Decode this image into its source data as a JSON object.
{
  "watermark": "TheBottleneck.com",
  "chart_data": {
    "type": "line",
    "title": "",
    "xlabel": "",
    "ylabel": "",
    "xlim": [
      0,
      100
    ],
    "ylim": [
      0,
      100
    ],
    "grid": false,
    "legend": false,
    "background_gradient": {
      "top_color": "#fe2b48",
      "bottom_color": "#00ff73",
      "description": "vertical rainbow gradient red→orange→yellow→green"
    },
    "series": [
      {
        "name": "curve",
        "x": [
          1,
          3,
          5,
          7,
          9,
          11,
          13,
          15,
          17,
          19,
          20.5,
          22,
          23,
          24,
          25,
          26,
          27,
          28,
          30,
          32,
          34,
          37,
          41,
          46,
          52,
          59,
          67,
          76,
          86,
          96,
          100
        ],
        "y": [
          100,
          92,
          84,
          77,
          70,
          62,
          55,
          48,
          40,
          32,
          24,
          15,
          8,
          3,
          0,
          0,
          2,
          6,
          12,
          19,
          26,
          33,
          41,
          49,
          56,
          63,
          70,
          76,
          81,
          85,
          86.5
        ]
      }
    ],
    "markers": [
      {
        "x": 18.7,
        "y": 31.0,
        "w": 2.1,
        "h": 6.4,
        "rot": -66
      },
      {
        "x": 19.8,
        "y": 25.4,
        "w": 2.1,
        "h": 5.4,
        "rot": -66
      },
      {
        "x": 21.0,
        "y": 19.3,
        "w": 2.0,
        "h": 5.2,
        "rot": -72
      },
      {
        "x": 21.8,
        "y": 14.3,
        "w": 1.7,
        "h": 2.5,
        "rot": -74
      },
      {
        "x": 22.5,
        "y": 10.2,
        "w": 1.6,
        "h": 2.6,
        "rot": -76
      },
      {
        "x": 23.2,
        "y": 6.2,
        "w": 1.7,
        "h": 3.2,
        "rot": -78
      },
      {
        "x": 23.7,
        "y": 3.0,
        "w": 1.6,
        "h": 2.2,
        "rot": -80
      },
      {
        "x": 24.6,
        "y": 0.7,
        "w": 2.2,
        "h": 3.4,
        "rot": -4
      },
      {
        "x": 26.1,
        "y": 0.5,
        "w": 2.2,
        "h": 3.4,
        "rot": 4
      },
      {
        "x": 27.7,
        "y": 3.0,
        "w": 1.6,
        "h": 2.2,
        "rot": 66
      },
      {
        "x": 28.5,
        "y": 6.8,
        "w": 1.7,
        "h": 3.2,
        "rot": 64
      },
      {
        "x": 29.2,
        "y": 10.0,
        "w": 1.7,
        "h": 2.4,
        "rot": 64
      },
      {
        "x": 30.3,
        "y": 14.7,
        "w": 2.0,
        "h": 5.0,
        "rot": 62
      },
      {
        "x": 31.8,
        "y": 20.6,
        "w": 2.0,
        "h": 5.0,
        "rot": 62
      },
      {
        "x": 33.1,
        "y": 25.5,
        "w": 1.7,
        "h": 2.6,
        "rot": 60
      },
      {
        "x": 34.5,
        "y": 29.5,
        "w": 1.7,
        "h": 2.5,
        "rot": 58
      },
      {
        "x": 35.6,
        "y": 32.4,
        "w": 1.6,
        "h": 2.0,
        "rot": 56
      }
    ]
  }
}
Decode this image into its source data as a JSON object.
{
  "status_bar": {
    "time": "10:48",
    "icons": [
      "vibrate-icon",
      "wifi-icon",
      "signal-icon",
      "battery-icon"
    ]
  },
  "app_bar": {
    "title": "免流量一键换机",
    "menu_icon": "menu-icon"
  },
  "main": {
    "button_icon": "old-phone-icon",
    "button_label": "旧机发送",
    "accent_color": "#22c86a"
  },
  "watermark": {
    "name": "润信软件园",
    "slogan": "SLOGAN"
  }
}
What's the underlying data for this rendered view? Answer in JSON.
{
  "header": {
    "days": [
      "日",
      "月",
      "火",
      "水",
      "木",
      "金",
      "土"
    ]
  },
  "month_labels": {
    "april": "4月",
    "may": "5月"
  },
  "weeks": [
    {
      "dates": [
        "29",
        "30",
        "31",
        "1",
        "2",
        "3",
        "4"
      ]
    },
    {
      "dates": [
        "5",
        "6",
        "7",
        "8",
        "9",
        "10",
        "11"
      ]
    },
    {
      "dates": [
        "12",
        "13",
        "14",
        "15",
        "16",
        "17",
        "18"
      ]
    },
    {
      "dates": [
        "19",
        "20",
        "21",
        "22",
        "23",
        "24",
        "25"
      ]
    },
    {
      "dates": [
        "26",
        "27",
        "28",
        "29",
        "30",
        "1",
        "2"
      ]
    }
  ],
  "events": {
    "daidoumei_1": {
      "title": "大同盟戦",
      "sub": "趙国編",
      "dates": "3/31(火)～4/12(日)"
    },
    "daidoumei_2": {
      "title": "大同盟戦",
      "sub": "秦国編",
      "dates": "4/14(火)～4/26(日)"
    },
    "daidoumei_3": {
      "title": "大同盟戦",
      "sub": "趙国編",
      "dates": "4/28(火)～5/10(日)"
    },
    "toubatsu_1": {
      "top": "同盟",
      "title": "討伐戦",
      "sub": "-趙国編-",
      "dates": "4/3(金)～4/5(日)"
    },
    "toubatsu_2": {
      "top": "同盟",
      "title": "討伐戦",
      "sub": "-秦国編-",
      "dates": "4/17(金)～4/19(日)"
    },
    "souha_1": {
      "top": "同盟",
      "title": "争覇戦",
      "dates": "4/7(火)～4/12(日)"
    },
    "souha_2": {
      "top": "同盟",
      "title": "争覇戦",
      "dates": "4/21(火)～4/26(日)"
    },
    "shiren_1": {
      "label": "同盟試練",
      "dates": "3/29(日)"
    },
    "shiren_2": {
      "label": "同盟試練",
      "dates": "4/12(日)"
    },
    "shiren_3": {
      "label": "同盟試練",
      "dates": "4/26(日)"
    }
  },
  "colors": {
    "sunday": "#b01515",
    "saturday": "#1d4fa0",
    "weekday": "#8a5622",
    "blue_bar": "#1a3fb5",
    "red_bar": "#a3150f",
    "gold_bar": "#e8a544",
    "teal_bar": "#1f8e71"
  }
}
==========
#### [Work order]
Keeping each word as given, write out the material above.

#### [Your solution]
Decode this image into its source data as a JSON object.
{
  "watermark": "TheBottleneck.com",
  "chart_data": {
    "type": "line",
    "title": "",
    "xlabel": "",
    "ylabel": "",
    "xlim": [
      0,
      100
    ],
    "ylim": [
      0,
      100
    ],
    "grid": false,
    "legend": false,
    "background_gradient": {
      "top_color": "#fe2b48",
      "bottom_color": "#00ff73",
      "description": "vertical rainbow gradient red→orange→yellow→green"
    },
    "series": [
      {
        "name": "curve",
        "x": [
          1,
          3,
          5,
          7,
          9,
          11,
          13,
          15,
          17,
          19,
          20.5,
          22,
          23,
          24,
          25,
          26,
          27,
          28,
          30,
          32,
          34,
          37,
          41,
          46,
          52,
          59,
          67,
          76,
          86,
          96,
          100
        ],
        "y": [
          100,
          92,
          84,
          77,
          70,
          62,
          55,
          48,
          40,
          32,
          24,
          15,
          8,
          3,
          0,
          0,
          2,
          6,
          12,
          19,
          26,
          33,
          41,
          49,
          56,
          63,
          70,
          76,
          81,
          85,
          86.5
        ]
      }
    ],
    "markers": [
      {
        "x": 18.7,
        "y": 31.0,
        "w": 2.1,
        "h": 6.4,
        "rot": -66
      },
      {
        "x": 19.8,
        "y": 25.4,
        "w": 2.1,
        "h": 5.4,
        "rot": -66
      },
      {
        "x": 21.0,
        "y": 19.3,
        "w": 2.0,
        "h": 5.2,
        "rot": -72
      },
      {
        "x": 21.8,
        "y": 14.3,
        "w": 1.7,
        "h": 2.5,
        "rot": -74
      },
      {
        "x": 22.5,
        "y": 10.2,
        "w": 1.6,
        "h": 2.6,
        "rot": -76
      },
      {
        "x": 23.2,
        "y": 6.2,
        "w": 1.7,
        "h": 3.2,
        "rot": -78
      },
      {
        "x": 23.7,
        "y": 3.0,
        "w": 1.6,
        "h": 2.2,
        "rot": -80
      },
      {
        "x": 24.6,
        "y": 0.7,
        "w": 2.2,
        "h": 3.4,
        "rot": -4
      },
      {
        "x": 26.1,
        "y": 0.5,
        "w": 2.2,
        "h": 3.4,
        "rot": 4
      },
      {
        "x": 27.7,
        "y": 3.0,
        "w": 1.6,
        "h": 2.2,
        "rot": 66
      },
      {
        "x": 28.5,
        "y": 6.8,
        "w": 1.7,
        "h": 3.2,
        "rot": 64
      },
      {
        "x": 29.2,
        "y": 10.0,
        "w": 1.7,
        "h": 2.4,
        "rot": 64
      },
      {
        "x": 30.3,
        "y": 14.7,
        "w": 2.0,
        "h": 5.0,
        "rot": 62
      },
      {
        "x": 31.8,
        "y": 20.6,
        "w": 2.0,
        "h": 5.0,
        "rot": 62
      },
      {
        "x": 33.1,
        "y": 25.5,
        "w": 1.7,
        "h": 2.6,
        "rot": 60
      },
      {
        "x": 34.5,
        "y": 29.5,
        "w": 1.7,
        "h": 2.5,
        "rot": 58
      },
      {
        "x": 35.6,
        "y": 32.4,
        "w": 1.6,
        "h": 2.0,
        "rot": 56
      }
    ]
  }
}
Decode this image into its source data as a JSON object.
{
  "status_bar": {
    "time": "10:48",
    "icons": [
      "vibrate-icon",
      "wifi-icon",
      "signal-icon",
      "battery-icon"
    ]
  },
  "app_bar": {
    "title": "免流量一键换机",
    "menu_icon": "menu-icon"
  },
  "main": {
    "button_icon": "old-phone-icon",
    "button_label": "旧机发送",
    "accent_color": "#22c86a"
  },
  "watermark": {
    "name": "润信软件园",
    "slogan": "SLOGAN"
  }
}
What's the underlying data for this rendered view? Answer in JSON.
{
  "header": {
    "days": [
      "日",
      "月",
      "火",
      "水",
      "木",
      "金",
      "土"
    ]
  },
  "month_labels": {
    "april": "4月",
    "may": "5月"
  },
  "weeks": [
    {
      "dates": [
        "29",
        "30",
        "31",
        "1",
        "2",
        "3",
        "4"
      ]
    },
    {
      "dates": [
        "5",
        "6",
        "7",
        "8",
        "9",
        "10",
        "11"
      ]
    },
    {
      "dates": [
        "12",
        "13",
        "14",
        "15",
        "16",
        "17",
        "18"
      ]
    },
    {
      "dates": [
        "19",
        "20",
        "21",
        "22",
        "23",
        "24",
        "25"
      ]
    },
    {
      "dates": [
        "26",
        "27",
        "28",
        "29",
        "30",
        "1",
        "2"
      ]
    }
  ],
  "events": {
    "daidoumei_1": {
      "title": "大同盟戦",
      "sub": "趙国編",
      "dates": "3/31(火)～4/12(日)"
    },
    "daidoumei_2": {
      "title": "大同盟戦",
      "sub": "秦国編",
      "dates": "4/14(火)～4/26(日)"
    },
    "daidoumei_3": {
      "title": "大同盟戦",
      "sub": "趙国編",
      "dates": "4/28(火)～5/10(日)"
    },
    "toubatsu_1": {
      "top": "同盟",
      "title": "討伐戦",
      "sub": "-趙国編-",
      "dates": "4/3(金)～4/5(日)"
    },
    "toubatsu_2": {
      "top": "同盟",
      "title": "討伐戦",
      "sub": "-秦国編-",
      "dates": "4/17(金)～4/19(日)"
    },
    "souha_1": {
      "top": "同盟",
      "title": "争覇戦",
      "dates": "4/7(火)～4/12(日)"
    },
    "souha_2": {
      "top": "同盟",
      "title": "争覇戦",
      "dates": "4/21(火)～4/26(日)"
    },
    "shiren_1": {
      "label": "同盟試練",
      "dates": "3/29(日)"
    },
    "shiren_2": {
      "label": "同盟試練",
      "dates": "4/12(日)"
    },
    "shiren_3": {
      "label": "同盟試練",
      "dates": "4/26(日)"
    }
  },
  "colors": {
    "sunday": "#b01515",
    "saturday": "#1d4fa0",
    "weekday": "#8a5622",
    "blue_bar": "#1a3fb5",
    "red_bar": "#a3150f",
    "gold_bar": "#e8a544",
    "teal_bar": "#1f8e71"
  }
}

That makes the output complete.